* **Recorded information**
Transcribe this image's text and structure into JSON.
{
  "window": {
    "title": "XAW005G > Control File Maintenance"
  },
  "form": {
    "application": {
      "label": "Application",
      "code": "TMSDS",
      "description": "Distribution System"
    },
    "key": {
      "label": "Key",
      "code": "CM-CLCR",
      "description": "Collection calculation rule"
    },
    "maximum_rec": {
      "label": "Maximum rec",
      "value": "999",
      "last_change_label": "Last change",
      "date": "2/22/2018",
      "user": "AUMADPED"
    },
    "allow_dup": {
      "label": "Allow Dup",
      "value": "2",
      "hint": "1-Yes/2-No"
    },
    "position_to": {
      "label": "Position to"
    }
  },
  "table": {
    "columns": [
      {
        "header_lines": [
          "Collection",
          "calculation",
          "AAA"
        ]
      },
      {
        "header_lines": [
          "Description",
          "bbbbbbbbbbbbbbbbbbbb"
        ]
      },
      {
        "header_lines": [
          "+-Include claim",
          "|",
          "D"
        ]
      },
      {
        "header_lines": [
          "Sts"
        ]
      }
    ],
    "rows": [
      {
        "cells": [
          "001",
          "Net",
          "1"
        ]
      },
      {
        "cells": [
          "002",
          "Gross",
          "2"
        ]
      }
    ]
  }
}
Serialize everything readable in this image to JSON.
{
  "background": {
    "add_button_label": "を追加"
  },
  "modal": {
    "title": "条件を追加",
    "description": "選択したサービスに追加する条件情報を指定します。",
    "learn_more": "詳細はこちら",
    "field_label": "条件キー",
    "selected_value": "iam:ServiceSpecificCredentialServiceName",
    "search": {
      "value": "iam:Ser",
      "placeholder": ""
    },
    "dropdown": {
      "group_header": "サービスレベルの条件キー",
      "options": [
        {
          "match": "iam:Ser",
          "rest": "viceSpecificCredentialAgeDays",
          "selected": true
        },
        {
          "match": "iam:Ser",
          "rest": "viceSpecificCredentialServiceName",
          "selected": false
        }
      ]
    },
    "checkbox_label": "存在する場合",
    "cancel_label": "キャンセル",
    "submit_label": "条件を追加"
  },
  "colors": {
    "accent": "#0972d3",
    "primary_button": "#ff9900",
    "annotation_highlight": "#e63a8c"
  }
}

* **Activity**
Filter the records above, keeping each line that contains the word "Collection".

* **Response**
      "description": "Collection calculation rule"
          "Collection",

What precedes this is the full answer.